Are there any emerging designers from the area who you would personally recommend or would keep your eye on?

Rosie Dennington is a local designer who originally showed with us back in 2009, showed with us again last year and had her designs worn by Helena Bonham-Carter. There’s a designer called Chloe J Mellen who’s a recent graduate who does fantastic jewellery, some of which is created using 3D printers, which is really exciting. There’s another called Jon Harris who creates corsets made out of old copper boiler tanks, which is a fascinating angle.

It’s great to hear that there are designers from Oxford who are truly innovative.

There’s not a huge number of them, but the few that are here are very interesting and innovative.

Oxford Fashion Week runs from 26-31 October. Tickets are available from oxfordfashionweek.com

Chloe J Mellen

Since Oxford Fashion Week 2014, Oxford-based designer Chloe J Mellen has been working on two different jewellery concepts.

The first, Nature vs Nurture, is composed of geometric rings, with earrings to match. For this collection, Chloe drew inspiration from how the geometrics found in nature shares similarities with those found in mad-made creations. From there, she isolated particular shapes found in both environments to use for the rings.

The second body of work is a collection of medallion pendants made from wax stamps. Chloe collects wax stamps and crafts jewellery using lost wax casting. The stamps come from a variety of sources, from vintage markets to charity shops and the web.

Chloe will be showing her latest collection in the 2015 Oxford Fashion Week.

Rosie Dennington

Rosie Dennington creates fantasy bridal and couture wear, based in Oxford. Her signatures include the embroidery of poetry and stories onto garments and lining her multi-layered corsets with red satin coutil.

Rosie has crafted a bespoke corset dress for Helena Bonham Carter, which featured in Vanity Fair’s Style issue, shot by Mario Testino.

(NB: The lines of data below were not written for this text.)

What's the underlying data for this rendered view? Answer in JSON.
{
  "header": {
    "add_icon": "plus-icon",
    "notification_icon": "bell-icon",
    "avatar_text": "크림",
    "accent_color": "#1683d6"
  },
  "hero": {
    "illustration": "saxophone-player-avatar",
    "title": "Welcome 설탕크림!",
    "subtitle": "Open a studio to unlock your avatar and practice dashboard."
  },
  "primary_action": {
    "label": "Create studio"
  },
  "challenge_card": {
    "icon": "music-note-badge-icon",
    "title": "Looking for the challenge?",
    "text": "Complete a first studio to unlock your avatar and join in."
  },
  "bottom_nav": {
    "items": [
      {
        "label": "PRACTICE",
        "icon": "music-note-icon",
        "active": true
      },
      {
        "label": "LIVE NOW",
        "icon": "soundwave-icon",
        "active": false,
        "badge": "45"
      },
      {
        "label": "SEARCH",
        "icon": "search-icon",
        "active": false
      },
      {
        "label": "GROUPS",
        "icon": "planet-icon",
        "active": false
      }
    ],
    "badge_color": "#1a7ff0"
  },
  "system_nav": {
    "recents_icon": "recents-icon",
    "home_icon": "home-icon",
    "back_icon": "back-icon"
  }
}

Her brand, Rosie Red Corsetry and Couture, first featured in Oxford Fashion Week in 2009

Jon Harris

Originally a fabricator for Formula 1 teams, Jon Harris has made a name for himself in the Oxford fashion scene by creating stunning corsets from old copper boiler tanks.
Despite having a story far away from the usual background of a fashion designer, Jon’s corsets have had a storming response, showing his bespoke pieces at Oxford Fashion Week in 2014.

 

Related Articles: Clarendon Centre Dare to be Bold | Oxford Fashion Week Turns Heads